Rowan McCabe has journeyed the length of the North–East to bring poetry to the doorsteps of strangers. His travels have taken him through some of the richest and poorest areas of the region, and everywhere in between. On Saturday he came knocking at the doors of the Palace Green Library, where he performed a new show on his experiences as the world’s first ever ‘Door-to-Door Poet’ as part of the Durham Book Festival.  

Roughly three years ago, McCabe began knocking on the doors of strangers with the simple aim of finding out what was important to them. Responses varied from person to person: from serious concerns about ‘organised religions’, to the simple appreciation of ‘spaghetti hoops’. For those who answered, he would return a couple of weeks later with a poem, ready to perform on their doorstep.      
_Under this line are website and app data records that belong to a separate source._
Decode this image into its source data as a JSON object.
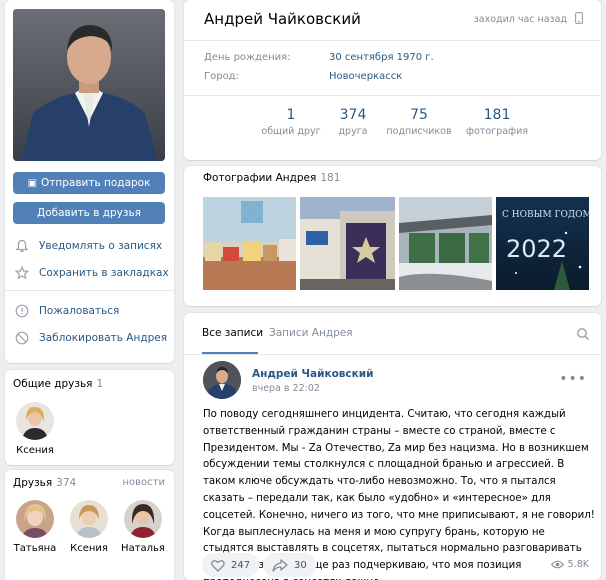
{
  "profile": {
    "name": "Андрей Чайковский",
    "last_seen": "заходил час назад",
    "birthday_label": "День рождения:",
    "birthday_value": "30 сентября 1970 г.",
    "city_label": "Город:",
    "city_value": "Новочеркасск",
    "counters": [
      {
        "num": "1",
        "label": "общий друг"
      },
      {
        "num": "374",
        "label": "друга"
      },
      {
        "num": "75",
        "label": "подписчиков"
      },
      {
        "num": "181",
        "label": "фотография"
      }
    ]
  },
  "actions": {
    "send_gift": "Отправить подарок",
    "add_friend": "Добавить в друзья",
    "notify": "Уведомлять о записях",
    "bookmark": "Сохранить в закладках",
    "report": "Пожаловаться",
    "block": "Заблокировать Андрея"
  },
  "common_friends": {
    "title": "Общие друзья",
    "count": "1",
    "items": [
      {
        "name": "Ксения"
      }
    ]
  },
  "friends": {
    "title": "Друзья",
    "count": "374",
    "news_link": "новости",
    "items": [
      {
        "name": "Татьяна"
      },
      {
        "name": "Ксения"
      },
      {
        "name": "Наталья"
      }
    ]
  },
  "photos": {
    "title": "Фотографии Андрея",
    "count": "181",
    "thumb4_text_top": "С НОВЫМ ГОДОМ",
    "thumb4_text_year": "2022"
  },
  "wall": {
    "tabs": [
      "Все записи",
      "Записи Андрея"
    ],
    "post": {
      "author": "Андрей Чайковский",
      "time": "вчера в 22:02",
      "text": "По поводу сегодняшнего инцидента. Считаю, что сегодня каждый ответственный гражданин страны – вместе со страной, вместе с Президентом. Мы - Zа Отечество, Zа мир без нацизма. Но в возникшем обсуждении темы столкнулся с площадной бранью и агрессией. В таком ключе обсуждать что-либо невозможно. То, что я пытался сказать – передали так, как было «удобно» и «интересное» для соцсетей. Конечно, ничего из того, что мне приписывают, я не говорил! Когда выплеснулась на меня и мою супругу брань, которую не стыдятся выставлять в соцсетях, пытаться нормально разговаривать было невозможно. Еще раз подчеркиваю, что моя позиция преподнесена в соцсетях ложно.",
      "likes": "247",
      "shares": "30",
      "views": "5.8K"
    }
  },
  "colors": {
    "accent": "#5181b8",
    "link": "#2a5885",
    "muted": "#818c99",
    "background": "#edeef0"
  }
}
A quirky idea, ‘Door-to-Door Poetry’ evolved from McCabe’s questioning of his own community and our increasing reluctance to engage with strangers: ‘I was thinking about the street that I live on and the fact that there’s about 300 people on it and I don’t know any of them… I started wondering what it would be like if you could use poetry to explore that.’ 

What started as an experiment ‘to see if anyone could enjoy poetry’ began to take on a deeper meaning, exploring the problems of loneliness and the inevitable prejudices which can stem from a lack of dialogue between different communities: ‘you see from door-to-door that people are really different to the stereotypes that exist about them…. We have these ideas about what everyone’s like in these areas of town but often, when you get down to it, it’s not really that simple.’

Through his work as a travelling poet, McCabe has spoken to communities across the economic spectrum in the North–East: from owners of some of the region’s most affluent homes to residents of a council estate in Stockton-On-Tees (a location of the controversial TV series Benefit Street). ‘A lot of them were places that had a bad reputation for one reason or another. Lots of people said it was never going to work. Once it did, it became about visiting different types of communities and trying to break down those stereotypes.’  

 At a time defined by growing political divisions and the rising sense of intolerance which goes hand in hand with Brexit, McCabe’s message feels particularly relevant. Funding–permitting, McCabe would like to see ‘Door-to-Door Poetry’ expand beyond the region. Ideally, he would like to travel to different communities across the country, and could even envisage creating a ‘School of Door-to-Door Poets’ to continue the project in future years.     

After the immense success of ‘Door-to-Door Poetry’, McCabe says ‘the only advice I have [for aspiring poets] is to keep doing it and don’t be afraid of thinking outside of the box. You don’t have to follow the methods that have been laid out – there’s many ways of finding an audience and getting your work out there.’  

It’s an approach which has clearly worked for him. McCabe has essentially managed to create his own job title within poetry, with his work gaining the attention of BBC Breakfast, Radio 4 and a Random Acts commission amongst other platforms. Hopefully, opportunities will continue to come knocking for this Door-to-Door Poet. 

This work was produced by participants on our Durham Book Festival Reviewers in Residence programme, a cultural journalism programme run by New Writing North Young Writers. Reviewers in Residence gives aspiring journalists aged 15-23 the chance to review books, attend events and interview authors at the Durham Book Festival. For more information about New Writing North Young Writers visit the New Writing North website.